* **Task instructions**
Report all lines of the records that contain "this".

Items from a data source
========================================
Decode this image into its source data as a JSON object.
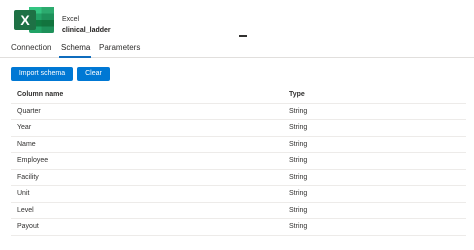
{
  "header": {
    "app_type": "Excel",
    "dataset_name": "clinical_ladder",
    "icon": "excel-icon",
    "icon_color": "#1e7145",
    "icon_letter": "X"
  },
  "tabs": [
    {
      "label": "Connection",
      "selected": false
    },
    {
      "label": "Schema",
      "selected": true
    },
    {
      "label": "Parameters",
      "selected": false
    }
  ],
  "actions": {
    "import_label": "Import schema",
    "clear_label": "Clear"
  },
  "table": {
    "columns": [
      "Column name",
      "Type"
    ],
    "rows": [
      {
        "name": "Quarter",
        "type": "String"
      },
      {
        "name": "Year",
        "type": "String"
      },
      {
        "name": "Name",
        "type": "String"
      },
      {
        "name": "Employee",
        "type": "String"
      },
      {
        "name": "Facility",
        "type": "String"
      },
      {
        "name": "Unit",
        "type": "String"
      },
      {
        "name": "Level",
        "type": "String"
      },
      {
        "name": "Payout",
        "type": "String"
      }
    ]
  },
  "colors": {
    "accent": "#0078d4",
    "excel_green": "#1e7145"
  }
}
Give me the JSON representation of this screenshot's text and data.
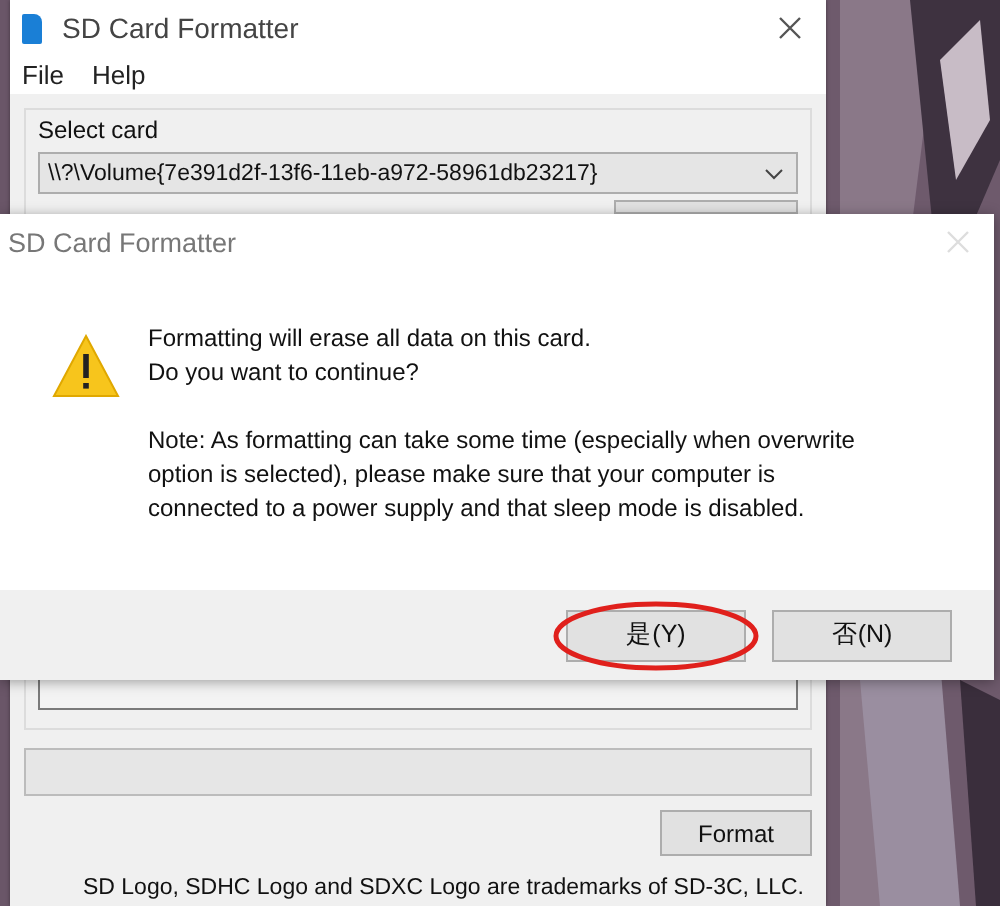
{
  "main_window": {
    "title": "SD Card Formatter",
    "menu": [
      "File",
      "Help"
    ],
    "select_card": {
      "label": "Select card",
      "value": "\\\\?\\Volume{7e391d2f-13f6-11eb-a972-58961db23217}"
    },
    "format_button": "Format",
    "footer": "SD Logo, SDHC Logo and SDXC Logo are trademarks of SD-3C, LLC."
  },
  "dialog": {
    "title": "SD Card Formatter",
    "messages": [
      "Formatting will erase all data on this card.\nDo you want to continue?",
      "Note: As formatting can take some time (especially when overwrite option is selected), please make sure that your computer is connected to a power supply and that sleep mode is disabled."
    ],
    "buttons": [
      {
        "label": "是(Y)",
        "circled": true
      },
      {
        "label": "否(N)",
        "circled": false
      }
    ]
  }
}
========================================
* **Finished task**
Decode this image into its source data as a JSON object.
Give me the JSON representation of this screenshot's text and data.
      "Formatting will erase all data on this card.\nDo you want to continue?",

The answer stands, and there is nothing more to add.